Exercise goal: Copy each line of the material beneath that holds the word "this".

Given entries:
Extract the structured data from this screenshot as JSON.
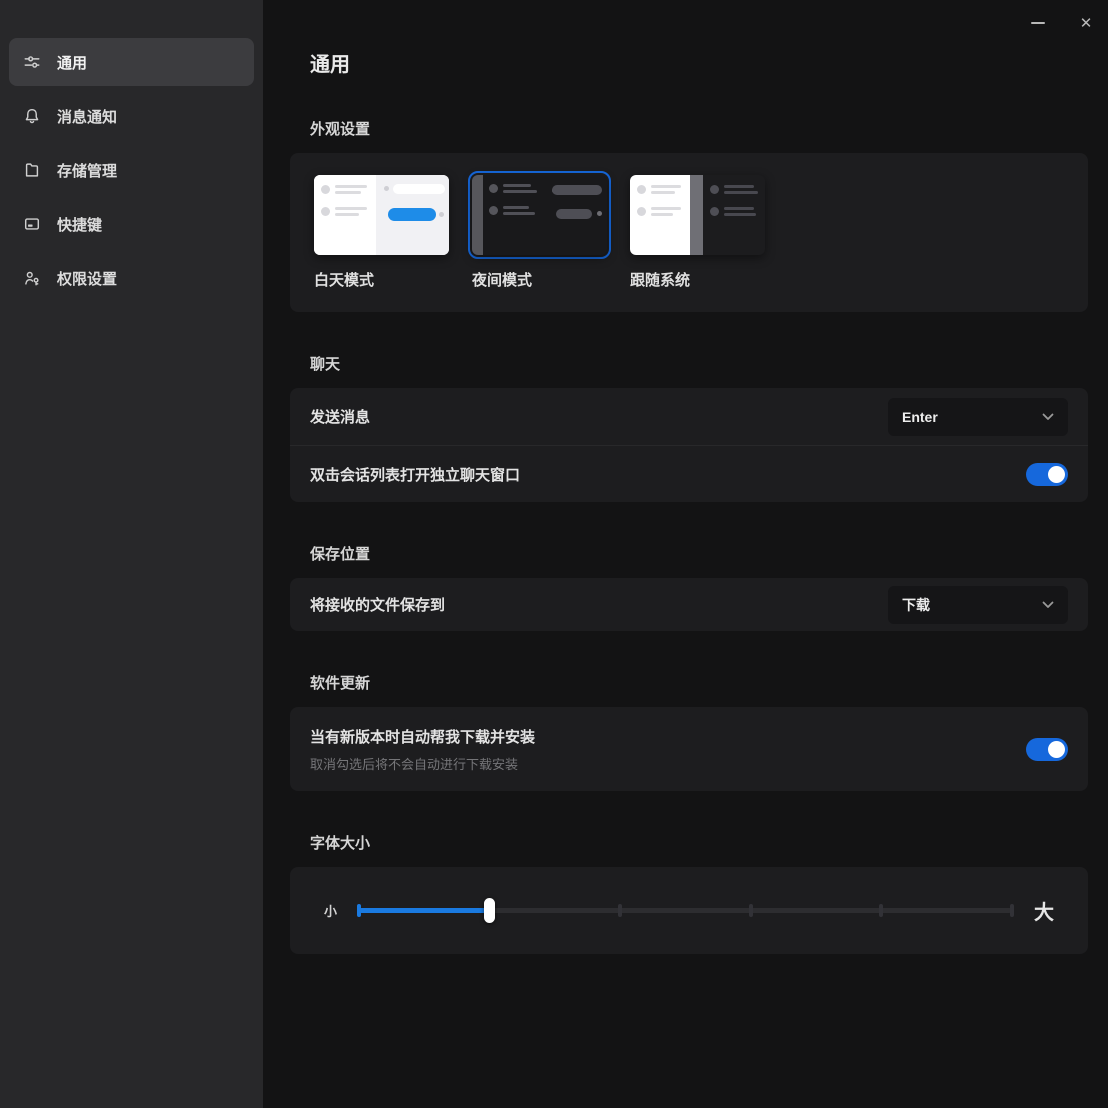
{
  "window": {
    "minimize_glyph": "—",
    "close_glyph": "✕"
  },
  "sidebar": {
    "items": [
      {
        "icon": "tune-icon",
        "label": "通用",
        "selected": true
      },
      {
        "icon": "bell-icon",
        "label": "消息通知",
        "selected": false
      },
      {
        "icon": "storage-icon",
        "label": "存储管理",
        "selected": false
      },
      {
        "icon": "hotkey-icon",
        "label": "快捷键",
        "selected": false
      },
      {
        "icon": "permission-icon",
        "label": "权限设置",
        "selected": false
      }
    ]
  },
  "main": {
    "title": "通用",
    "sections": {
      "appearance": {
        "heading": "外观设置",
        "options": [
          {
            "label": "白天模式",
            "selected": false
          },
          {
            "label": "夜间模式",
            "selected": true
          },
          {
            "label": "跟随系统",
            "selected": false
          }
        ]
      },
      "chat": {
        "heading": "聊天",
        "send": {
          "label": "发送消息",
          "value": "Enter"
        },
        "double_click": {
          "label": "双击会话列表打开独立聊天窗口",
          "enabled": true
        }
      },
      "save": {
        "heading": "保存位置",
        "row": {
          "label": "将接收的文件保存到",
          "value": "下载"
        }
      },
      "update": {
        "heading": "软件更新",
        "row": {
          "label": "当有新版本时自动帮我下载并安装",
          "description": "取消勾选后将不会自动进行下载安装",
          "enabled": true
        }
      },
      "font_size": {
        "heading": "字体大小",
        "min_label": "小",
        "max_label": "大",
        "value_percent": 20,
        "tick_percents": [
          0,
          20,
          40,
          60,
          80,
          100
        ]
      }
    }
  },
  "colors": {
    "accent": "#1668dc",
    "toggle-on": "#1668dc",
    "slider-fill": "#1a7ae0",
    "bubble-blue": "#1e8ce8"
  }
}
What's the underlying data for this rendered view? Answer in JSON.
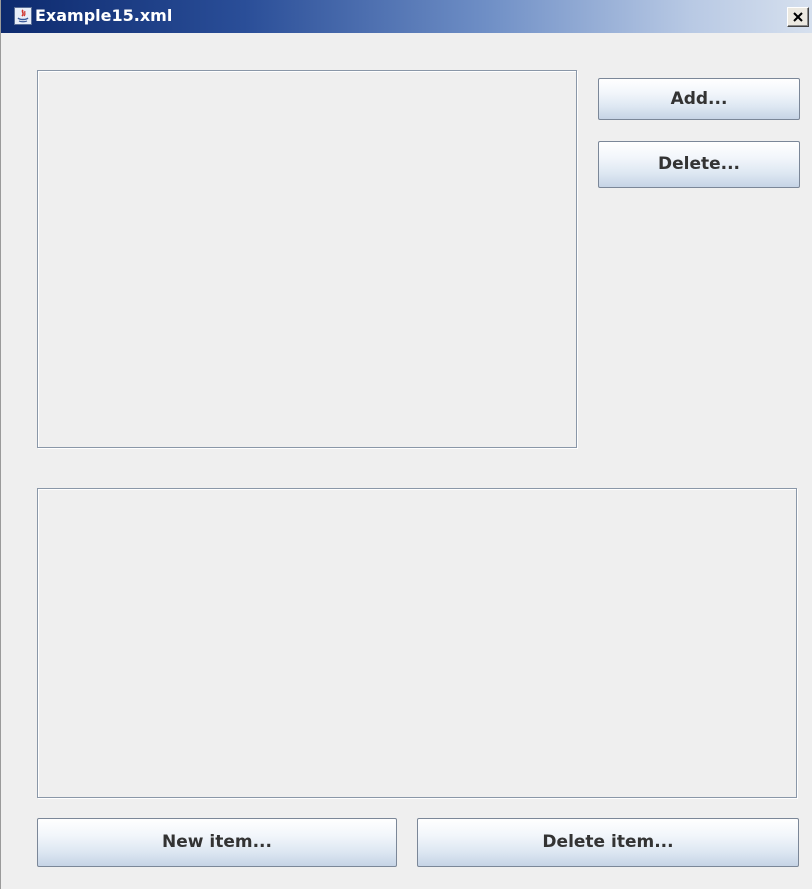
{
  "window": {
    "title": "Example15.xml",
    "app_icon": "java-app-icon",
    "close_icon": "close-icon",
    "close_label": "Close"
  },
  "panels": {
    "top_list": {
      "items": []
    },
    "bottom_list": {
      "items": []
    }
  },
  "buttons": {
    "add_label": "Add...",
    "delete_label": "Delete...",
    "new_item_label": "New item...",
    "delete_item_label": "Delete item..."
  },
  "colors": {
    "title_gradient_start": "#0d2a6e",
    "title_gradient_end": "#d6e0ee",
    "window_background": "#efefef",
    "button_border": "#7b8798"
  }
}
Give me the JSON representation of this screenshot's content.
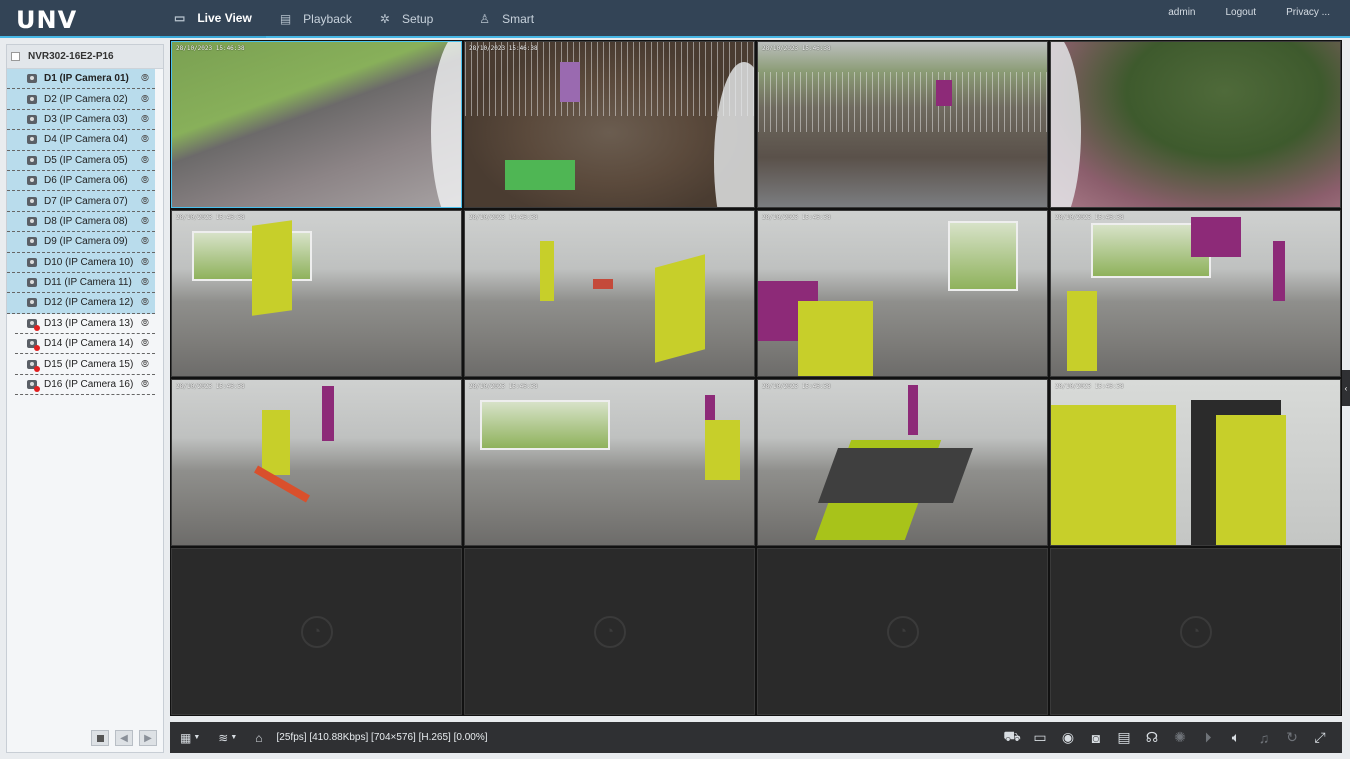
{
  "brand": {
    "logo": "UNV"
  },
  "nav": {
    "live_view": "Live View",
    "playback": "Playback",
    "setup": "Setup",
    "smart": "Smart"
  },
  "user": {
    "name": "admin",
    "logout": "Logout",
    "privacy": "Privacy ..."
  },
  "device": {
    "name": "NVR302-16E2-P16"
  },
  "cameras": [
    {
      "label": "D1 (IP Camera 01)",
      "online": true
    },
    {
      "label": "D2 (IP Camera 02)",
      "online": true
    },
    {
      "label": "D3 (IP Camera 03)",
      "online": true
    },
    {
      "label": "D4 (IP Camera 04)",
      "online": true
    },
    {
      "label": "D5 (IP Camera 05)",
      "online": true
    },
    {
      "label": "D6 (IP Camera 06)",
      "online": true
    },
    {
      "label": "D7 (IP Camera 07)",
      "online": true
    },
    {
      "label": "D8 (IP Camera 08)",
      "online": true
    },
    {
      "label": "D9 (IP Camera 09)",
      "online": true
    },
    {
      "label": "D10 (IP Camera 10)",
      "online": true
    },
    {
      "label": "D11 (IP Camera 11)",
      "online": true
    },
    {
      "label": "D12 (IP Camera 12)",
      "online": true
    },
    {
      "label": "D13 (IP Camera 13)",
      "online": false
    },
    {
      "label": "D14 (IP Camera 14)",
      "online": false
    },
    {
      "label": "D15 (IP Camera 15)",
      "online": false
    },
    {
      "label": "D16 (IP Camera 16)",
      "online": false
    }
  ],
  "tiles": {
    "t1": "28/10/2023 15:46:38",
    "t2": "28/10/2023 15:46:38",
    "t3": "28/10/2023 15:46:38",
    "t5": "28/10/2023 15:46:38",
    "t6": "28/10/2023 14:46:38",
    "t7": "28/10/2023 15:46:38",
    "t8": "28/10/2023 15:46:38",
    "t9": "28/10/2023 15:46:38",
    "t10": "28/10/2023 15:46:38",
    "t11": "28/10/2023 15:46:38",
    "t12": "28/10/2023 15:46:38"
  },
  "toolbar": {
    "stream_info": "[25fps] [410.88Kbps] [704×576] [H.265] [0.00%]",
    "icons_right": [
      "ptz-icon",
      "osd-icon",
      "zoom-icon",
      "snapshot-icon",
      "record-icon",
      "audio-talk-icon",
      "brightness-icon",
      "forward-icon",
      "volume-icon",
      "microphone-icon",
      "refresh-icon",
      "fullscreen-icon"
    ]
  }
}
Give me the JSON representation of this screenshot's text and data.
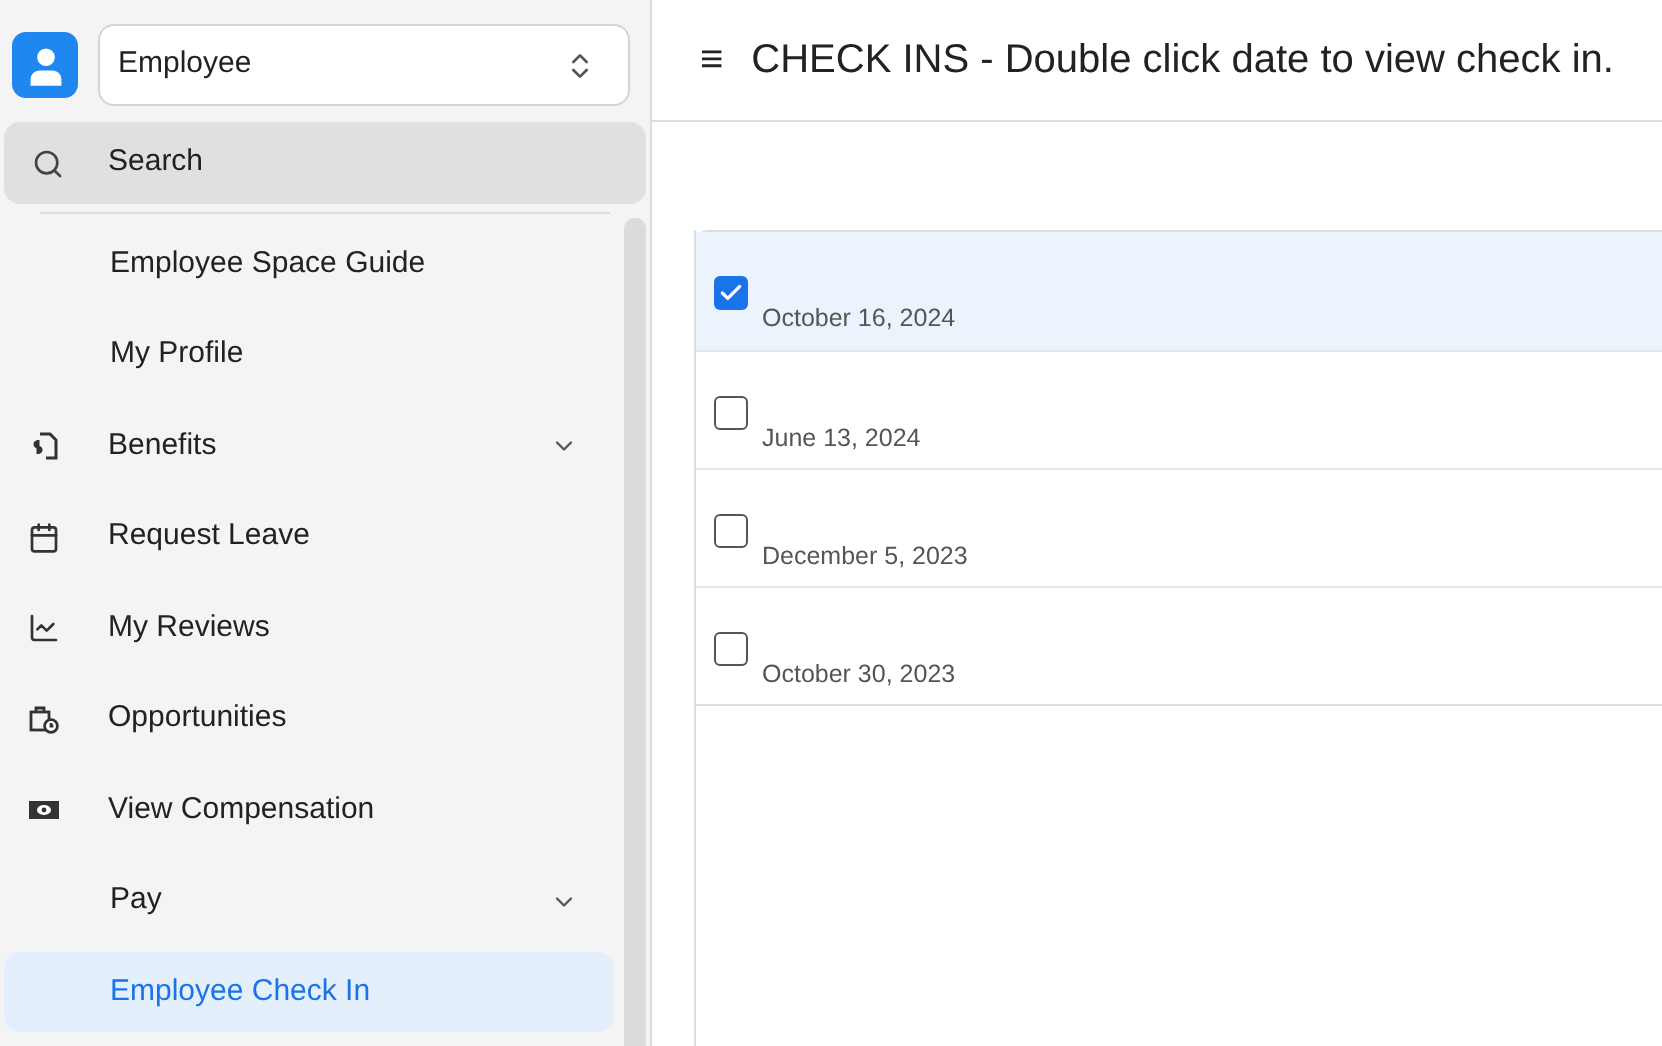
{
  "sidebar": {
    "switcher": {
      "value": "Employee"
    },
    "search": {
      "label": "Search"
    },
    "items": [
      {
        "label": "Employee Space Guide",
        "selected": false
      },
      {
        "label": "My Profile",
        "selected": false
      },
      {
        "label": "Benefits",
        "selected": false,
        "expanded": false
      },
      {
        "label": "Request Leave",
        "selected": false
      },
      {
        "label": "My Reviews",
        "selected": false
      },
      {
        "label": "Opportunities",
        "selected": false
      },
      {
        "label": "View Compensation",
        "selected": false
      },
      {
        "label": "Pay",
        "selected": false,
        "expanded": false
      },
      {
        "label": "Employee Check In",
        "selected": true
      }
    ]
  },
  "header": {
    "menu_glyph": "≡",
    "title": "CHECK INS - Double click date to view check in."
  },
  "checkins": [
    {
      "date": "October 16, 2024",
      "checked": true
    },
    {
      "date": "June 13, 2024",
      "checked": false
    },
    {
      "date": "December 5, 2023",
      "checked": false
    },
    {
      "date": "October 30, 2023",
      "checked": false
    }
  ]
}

Answer space:
Extract the structured data from this screenshot as JSON.
What's the underlying data for this rendered view? Answer in JSON.
Give me the JSON representation of this screenshot's content.
Give me the JSON representation of this screenshot's text and data.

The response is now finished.